Only the pictures should be left out; write out all other data exactly.

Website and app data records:
────────────────────────────────────────
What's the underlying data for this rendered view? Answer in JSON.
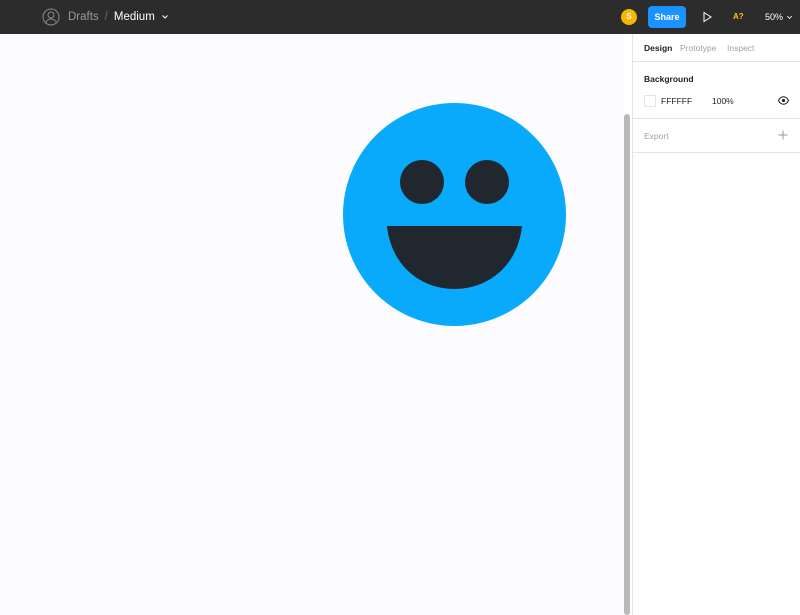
{
  "toolbar": {
    "project": "Drafts",
    "separator": "/",
    "file_name": "Medium",
    "avatar_initial": "S",
    "share_label": "Share",
    "font_status": "A?",
    "zoom": "50%"
  },
  "canvas": {
    "background": "#fcfcfe",
    "shape": {
      "fill": "#09a9fc",
      "feature_color": "#20272f"
    }
  },
  "panel": {
    "tabs": [
      {
        "label": "Design",
        "active": true
      },
      {
        "label": "Prototype",
        "active": false
      },
      {
        "label": "Inspect",
        "active": false
      }
    ],
    "background_section": {
      "title": "Background",
      "hex": "FFFFFF",
      "opacity": "100%"
    },
    "export_section": {
      "title": "Export"
    }
  },
  "colors": {
    "toolbar": "#2c2c2c",
    "accent": "#1a92ff",
    "avatar": "#f5b700",
    "warning": "#ffc700"
  }
}
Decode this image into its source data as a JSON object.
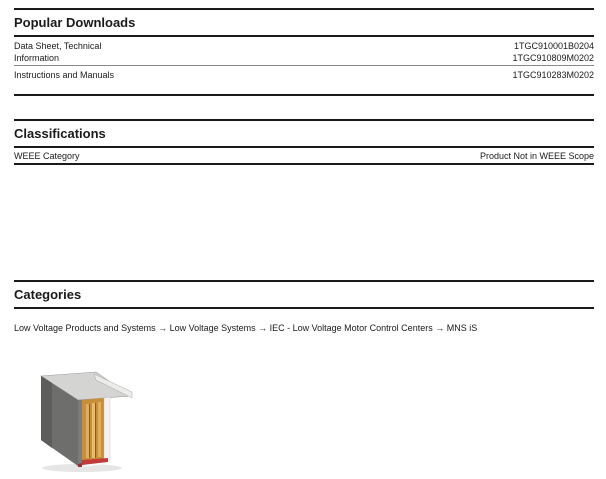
{
  "popular_downloads": {
    "title": "Popular Downloads",
    "rows": [
      {
        "label": "Data Sheet, Technical Information",
        "values": [
          "1TGC910001B0204",
          "1TGC910809M0202"
        ]
      },
      {
        "label": "Instructions and Manuals",
        "values": [
          "1TGC910283M0202"
        ]
      }
    ]
  },
  "classifications": {
    "title": "Classifications",
    "rows": [
      {
        "label": "WEEE Category",
        "value": "Product Not in WEEE Scope"
      }
    ]
  },
  "categories": {
    "title": "Categories",
    "breadcrumb": "Low Voltage Products and Systems → Low Voltage Systems → IEC - Low Voltage Motor Control Centers → MNS iS"
  },
  "colors": {
    "rule": "#1a1a1a",
    "text": "#1a1a1a",
    "product_body": "#6e6f6c",
    "product_accent": "#d9a040",
    "product_base": "#c23a3a"
  }
}
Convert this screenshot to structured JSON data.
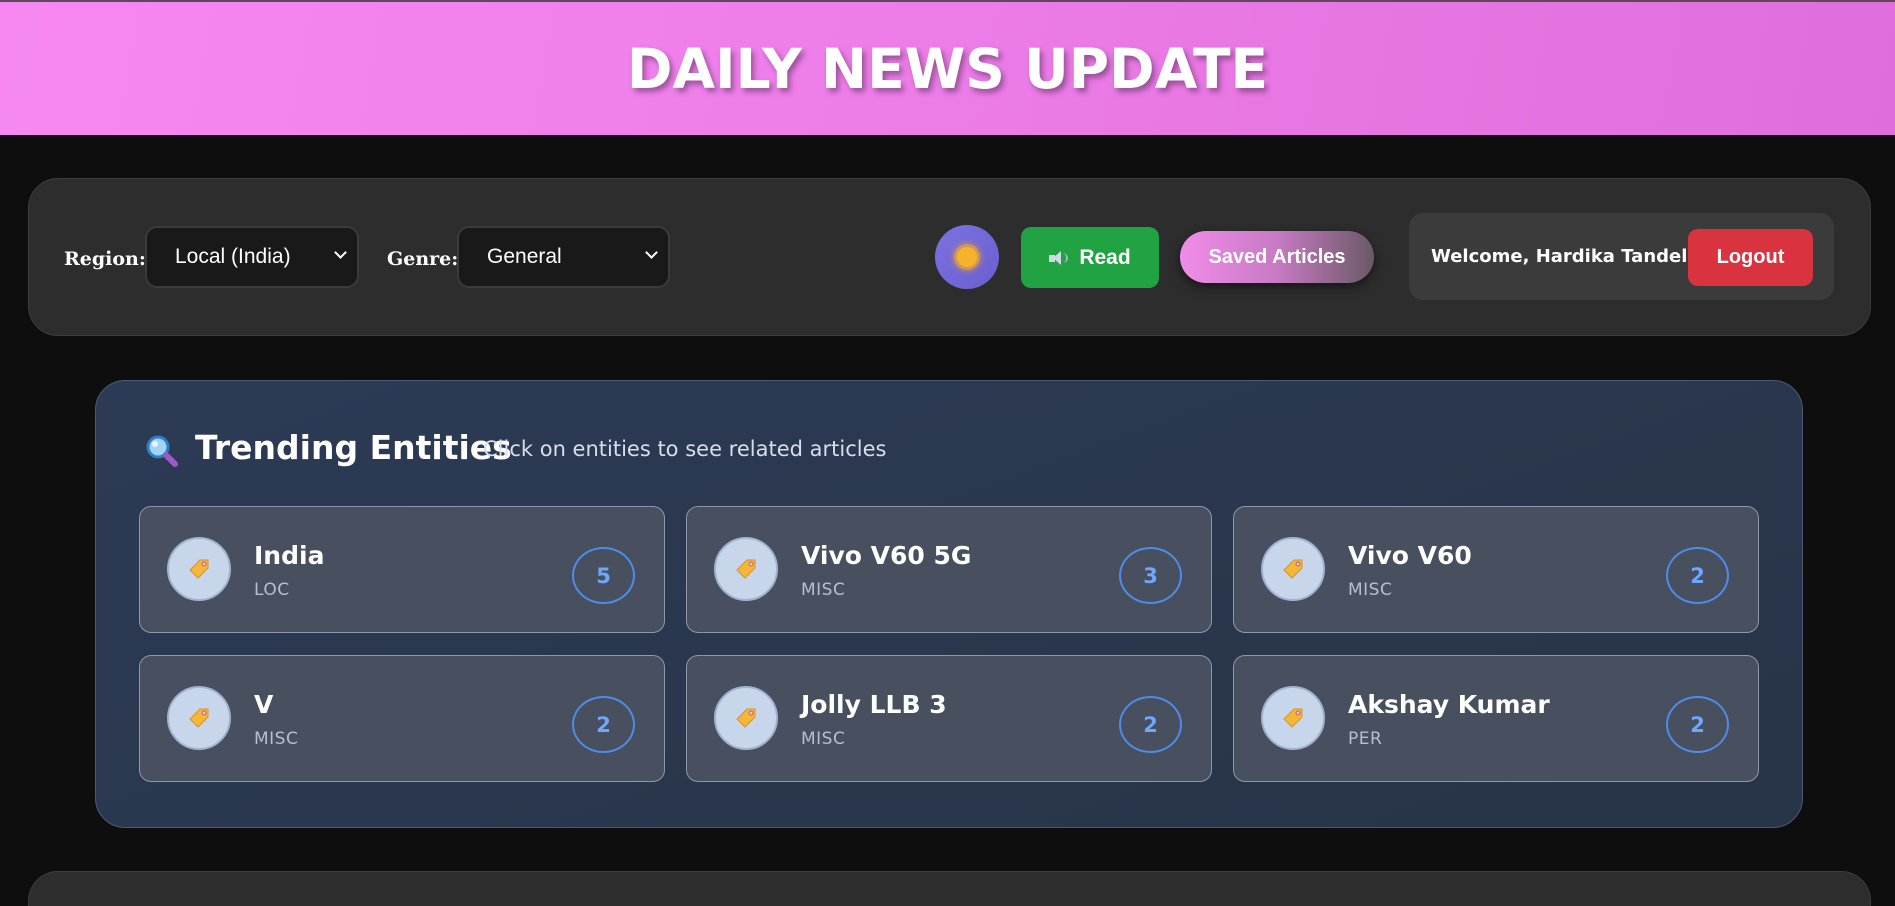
{
  "header": {
    "title": "DAILY NEWS UPDATE"
  },
  "toolbar": {
    "region_label": "Region:",
    "region_value": "Local (India)",
    "genre_label": "Genre:",
    "genre_value": "General",
    "theme_icon": "sun-icon",
    "read_label": "Read",
    "read_icon": "speaker-icon",
    "saved_label": "Saved Articles",
    "welcome": "Welcome, Hardika Tandel!",
    "logout_label": "Logout"
  },
  "trending": {
    "icon": "magnifier-icon",
    "title": "Trending Entities",
    "subtitle": "Click on entities to see related articles",
    "entities": [
      {
        "name": "India",
        "type": "LOC",
        "count": "5"
      },
      {
        "name": "Vivo V60 5G",
        "type": "MISC",
        "count": "3"
      },
      {
        "name": "Vivo V60",
        "type": "MISC",
        "count": "2"
      },
      {
        "name": "V",
        "type": "MISC",
        "count": "2"
      },
      {
        "name": "Jolly LLB 3",
        "type": "MISC",
        "count": "2"
      },
      {
        "name": "Akshay Kumar",
        "type": "PER",
        "count": "2"
      }
    ]
  },
  "colors": {
    "header_pink": "#f788f3",
    "read_green": "#21a344",
    "logout_red": "#d93340",
    "count_blue": "#4e8ce8"
  }
}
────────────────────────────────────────
● **TASK ANSWER**
What's the underlying data for this rendered view? Answer in JSON.
{
  "toolbar": {
    "project": "Drafts",
    "separator": "/",
    "file_name": "Medium",
    "avatar_initial": "S",
    "share_label": "Share",
    "font_status": "A?",
    "zoom": "50%"
  },
  "canvas": {
    "background": "#fcfcfe",
    "shape": {
      "fill": "#09a9fc",
      "feature_color": "#20272f"
    }
  },
  "panel": {
    "tabs": [
      {
        "label": "Design",
        "active": true
      },
      {
        "label": "Prototype",
        "active": false
      },
      {
        "label": "Inspect",
        "active": false
      }
    ],
    "background_section": {
      "title": "Background",
      "hex": "FFFFFF",
      "opacity": "100%"
    },
    "export_section": {
      "title": "Export"
    }
  },
  "colors": {
    "toolbar": "#2c2c2c",
    "accent": "#1a92ff",
    "avatar": "#f5b700",
    "warning": "#ffc700"
  }
}
Decode this image into its source data as a JSON object.
{
  "popular_downloads": {
    "title": "Popular Downloads",
    "rows": [
      {
        "label": "Data Sheet, Technical Information",
        "values": [
          "1TGC910001B0204",
          "1TGC910809M0202"
        ]
      },
      {
        "label": "Instructions and Manuals",
        "values": [
          "1TGC910283M0202"
        ]
      }
    ]
  },
  "classifications": {
    "title": "Classifications",
    "rows": [
      {
        "label": "WEEE Category",
        "value": "Product Not in WEEE Scope"
      }
    ]
  },
  "categories": {
    "title": "Categories",
    "breadcrumb": "Low Voltage Products and Systems → Low Voltage Systems → IEC - Low Voltage Motor Control Centers → MNS iS"
  },
  "colors": {
    "rule": "#1a1a1a",
    "text": "#1a1a1a",
    "product_body": "#6e6f6c",
    "product_accent": "#d9a040",
    "product_base": "#c23a3a"
  }
}
Convert this screenshot to structured JSON data.
{
  "header": {
    "title": "DAILY NEWS UPDATE"
  },
  "toolbar": {
    "region_label": "Region:",
    "region_value": "Local (India)",
    "genre_label": "Genre:",
    "genre_value": "General",
    "theme_icon": "sun-icon",
    "read_label": "Read",
    "read_icon": "speaker-icon",
    "saved_label": "Saved Articles",
    "welcome": "Welcome, Hardika Tandel!",
    "logout_label": "Logout"
  },
  "trending": {
    "icon": "magnifier-icon",
    "title": "Trending Entities",
    "subtitle": "Click on entities to see related articles",
    "entities": [
      {
        "name": "India",
        "type": "LOC",
        "count": "5"
      },
      {
        "name": "Vivo V60 5G",
        "type": "MISC",
        "count": "3"
      },
      {
        "name": "Vivo V60",
        "type": "MISC",
        "count": "2"
      },
      {
        "name": "V",
        "type": "MISC",
        "count": "2"
      },
      {
        "name": "Jolly LLB 3",
        "type": "MISC",
        "count": "2"
      },
      {
        "name": "Akshay Kumar",
        "type": "PER",
        "count": "2"
      }
    ]
  },
  "colors": {
    "header_pink": "#f788f3",
    "read_green": "#21a344",
    "logout_red": "#d93340",
    "count_blue": "#4e8ce8"
  }
}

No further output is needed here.